▶ Records provided:
____________

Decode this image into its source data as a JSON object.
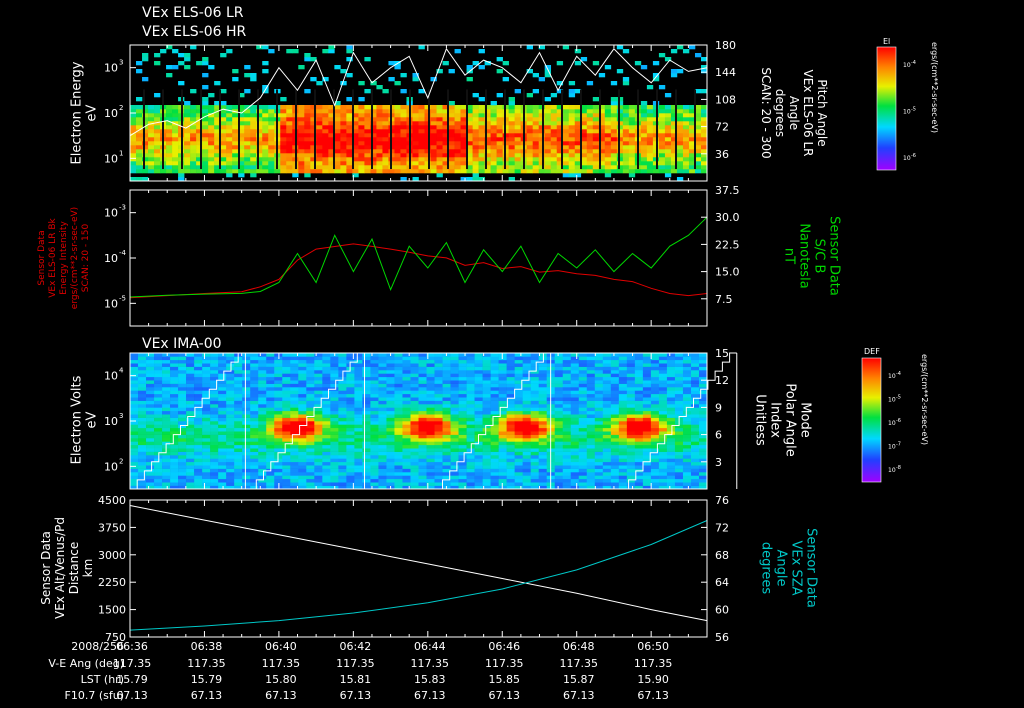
{
  "header": {
    "title_lr": "VEx ELS-06 LR",
    "title_hr": "VEx ELS-06 HR",
    "ima_title": "VEx IMA-00"
  },
  "colors": {
    "background": "#000000",
    "axis": "#ffffff",
    "mag_line": "#00d800",
    "energy_line": "#e00000",
    "sza_line": "#00c8c8",
    "cyan_label": "#00c8c8",
    "green_label": "#00d800",
    "red_label": "#e00000"
  },
  "panels": {
    "els": {
      "left_label": [
        "Electron Energy",
        "eV"
      ],
      "right_label": [
        "Pitch Angle",
        "VEx ELS-06 LR",
        "Angle",
        "degrees",
        "SCAN: 20 - 300"
      ],
      "left_ticks": [
        "10",
        "10",
        "10"
      ],
      "left_exps": [
        "1",
        "2",
        "3"
      ],
      "right_ticks": [
        "36",
        "72",
        "108",
        "144",
        "180"
      ],
      "colorbar": {
        "title": "El",
        "ticks": [
          "10",
          "10",
          "10"
        ],
        "exps": [
          "-4",
          "-5",
          "-6"
        ],
        "units": "ergs/(cm**2-sr-sec-eV)"
      }
    },
    "mag": {
      "left_label": [
        "Sensor Data",
        "VEx ELS-06 LR Bk",
        "Energy Intensity",
        "ergs/(cm**2-sr-sec-eV)",
        "SCAN: 20 - 150"
      ],
      "right_label": [
        "Sensor Data",
        "S/C B",
        "Nanotesla",
        "nT"
      ],
      "left_ticks": [
        "10",
        "10",
        "10"
      ],
      "left_exps": [
        "-5",
        "-4",
        "-3"
      ],
      "right_ticks": [
        "7.5",
        "15.0",
        "22.5",
        "30.0",
        "37.5"
      ]
    },
    "ima": {
      "left_label": [
        "Electron Volts",
        "eV"
      ],
      "right_label": [
        "Mode",
        "Polar Angle",
        "Index",
        "Unitless"
      ],
      "left_ticks": [
        "10",
        "10",
        "10"
      ],
      "left_exps": [
        "2",
        "3",
        "4"
      ],
      "right_ticks": [
        "3",
        "6",
        "9",
        "12",
        "15"
      ],
      "colorbar": {
        "title": "DEF",
        "ticks": [
          "10",
          "10",
          "10",
          "10"
        ],
        "exps": [
          "-4",
          "-5",
          "-6",
          "-7",
          "-8"
        ],
        "units": "ergs/(cm**2-sr-sec-eV)"
      }
    },
    "orbit": {
      "left_label": [
        "Sensor Data",
        "VEx Alt/Venus/Pd",
        "Distance",
        "km"
      ],
      "right_label": [
        "Sensor Data",
        "VEx SZA",
        "Angle",
        "degrees"
      ],
      "left_ticks": [
        "750",
        "1500",
        "2250",
        "3000",
        "3750",
        "4500"
      ],
      "right_ticks": [
        "56",
        "60",
        "64",
        "68",
        "72",
        "76"
      ]
    }
  },
  "time_axis": {
    "row_labels": [
      "2008/256",
      "V-E Ang (deg)",
      "LST (hr)",
      "F10.7 (sfu)"
    ],
    "times": [
      "06:36",
      "06:38",
      "06:40",
      "06:42",
      "06:44",
      "06:46",
      "06:48",
      "06:50"
    ],
    "ve_ang": [
      "117.35",
      "117.35",
      "117.35",
      "117.35",
      "117.35",
      "117.35",
      "117.35",
      "117.35"
    ],
    "lst": [
      "15.79",
      "15.79",
      "15.80",
      "15.81",
      "15.83",
      "15.85",
      "15.87",
      "15.90"
    ],
    "f107": [
      "67.13",
      "67.13",
      "67.13",
      "67.13",
      "67.13",
      "67.13",
      "67.13",
      "67.13"
    ]
  },
  "chart_data": [
    {
      "type": "heatmap",
      "panel": "els",
      "x": [
        "06:36",
        "06:38",
        "06:40",
        "06:42",
        "06:44",
        "06:46",
        "06:48",
        "06:50"
      ],
      "ylabel": "Electron Energy eV",
      "ylim": [
        3,
        1000
      ],
      "yscale": "log",
      "zlabel": "El ergs/(cm**2-sr-sec-eV)",
      "zlim": [
        1e-06,
        0.0001
      ],
      "peak_energy_band_eV": [
        8,
        60
      ],
      "strongest_interval": [
        "06:40",
        "06:45"
      ]
    },
    {
      "type": "line",
      "panel": "els_pitch_overlay",
      "ylabel": "Pitch Angle degrees",
      "ylim": [
        0,
        180
      ],
      "x_minutes": [
        0,
        0.5,
        1,
        1.5,
        2,
        2.5,
        3,
        3.5,
        4,
        4.5,
        5,
        5.5,
        6,
        6.5,
        7,
        7.5,
        8,
        8.5,
        9,
        9.5,
        10,
        10.5,
        11,
        11.5,
        12,
        12.5,
        13,
        13.5,
        14,
        14.5,
        15,
        15.5
      ],
      "values": [
        60,
        75,
        80,
        70,
        85,
        95,
        90,
        110,
        150,
        120,
        160,
        100,
        170,
        130,
        150,
        165,
        110,
        175,
        140,
        160,
        150,
        130,
        170,
        120,
        165,
        140,
        175,
        150,
        130,
        160,
        145,
        150
      ]
    },
    {
      "type": "line",
      "panel": "mag",
      "x": [
        "06:36",
        "06:38",
        "06:40",
        "06:42",
        "06:44",
        "06:46",
        "06:48",
        "06:50"
      ],
      "series": [
        {
          "name": "Energy Intensity",
          "yscale": "log",
          "ylim": [
            3e-06,
            0.001
          ],
          "x_minutes": [
            0,
            1,
            2,
            3,
            3.5,
            4,
            4.5,
            5,
            6,
            6.5,
            7,
            7.5,
            8,
            8.5,
            9,
            9.5,
            10,
            10.5,
            11,
            11.5,
            12,
            12.5,
            13,
            13.5,
            14,
            14.5,
            15,
            15.5
          ],
          "values": [
            1e-05,
            1.1e-05,
            1.2e-05,
            1.3e-05,
            1.6e-05,
            2.2e-05,
            5e-05,
            8e-05,
            0.0001,
            9e-05,
            8e-05,
            7e-05,
            6e-05,
            5.5e-05,
            4e-05,
            4.5e-05,
            3.5e-05,
            3.8e-05,
            3e-05,
            3.2e-05,
            2.8e-05,
            2.6e-05,
            2.2e-05,
            2e-05,
            1.5e-05,
            1.2e-05,
            1.1e-05,
            1.2e-05
          ]
        },
        {
          "name": "S/C B",
          "units": "nT",
          "ylim": [
            0,
            37.5
          ],
          "x_minutes": [
            0,
            1,
            2,
            3,
            3.5,
            4,
            4.5,
            5,
            5.5,
            6,
            6.5,
            7,
            7.5,
            8,
            8.5,
            9,
            9.5,
            10,
            10.5,
            11,
            11.5,
            12,
            12.5,
            13,
            13.5,
            14,
            14.5,
            15,
            15.5
          ],
          "values": [
            8.0,
            8.5,
            8.8,
            9.0,
            9.5,
            12.0,
            20.0,
            12.0,
            25.0,
            15.0,
            24.0,
            10.0,
            22.0,
            16.0,
            23.0,
            12.0,
            21.0,
            15.0,
            22.0,
            12.0,
            20.0,
            16.0,
            21.0,
            15.0,
            20.0,
            16.0,
            22.0,
            25.0,
            30.0
          ]
        }
      ]
    },
    {
      "type": "heatmap",
      "panel": "ima",
      "x": [
        "06:36",
        "06:38",
        "06:40",
        "06:42",
        "06:44",
        "06:46",
        "06:48",
        "06:50"
      ],
      "ylabel": "Electron Volts eV",
      "ylim": [
        10,
        50000
      ],
      "yscale": "log",
      "zlabel": "DEF",
      "zlim": [
        1e-08,
        0.0001
      ],
      "polar_angle_index": {
        "ylim": [
          0,
          15
        ],
        "sweep_starts_minutes": [
          0,
          3.2,
          8.2,
          13.2
        ],
        "sweep_duration_minutes": 3.1
      }
    },
    {
      "type": "line",
      "panel": "orbit",
      "x": [
        "06:36",
        "06:38",
        "06:40",
        "06:42",
        "06:44",
        "06:46",
        "06:48",
        "06:50"
      ],
      "series": [
        {
          "name": "Alt/Venus/Pd",
          "units": "km",
          "ylim": [
            750,
            4500
          ],
          "x_minutes": [
            0,
            2,
            4,
            6,
            8,
            10,
            12,
            14,
            15.5
          ],
          "values": [
            4350,
            3950,
            3550,
            3150,
            2750,
            2350,
            1950,
            1500,
            1200
          ]
        },
        {
          "name": "SZA",
          "units": "degrees",
          "ylim": [
            56,
            76
          ],
          "x_minutes": [
            0,
            2,
            4,
            6,
            8,
            10,
            12,
            14,
            15.5
          ],
          "values": [
            57.0,
            57.6,
            58.4,
            59.5,
            61.0,
            63.0,
            65.8,
            69.5,
            73.0
          ]
        }
      ]
    }
  ]
}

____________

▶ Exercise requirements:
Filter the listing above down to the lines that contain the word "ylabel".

▶ Result:
      "ylabel": "Electron Energy eV",
      "ylabel": "Pitch Angle degrees",
      "ylabel": "Electron Volts eV",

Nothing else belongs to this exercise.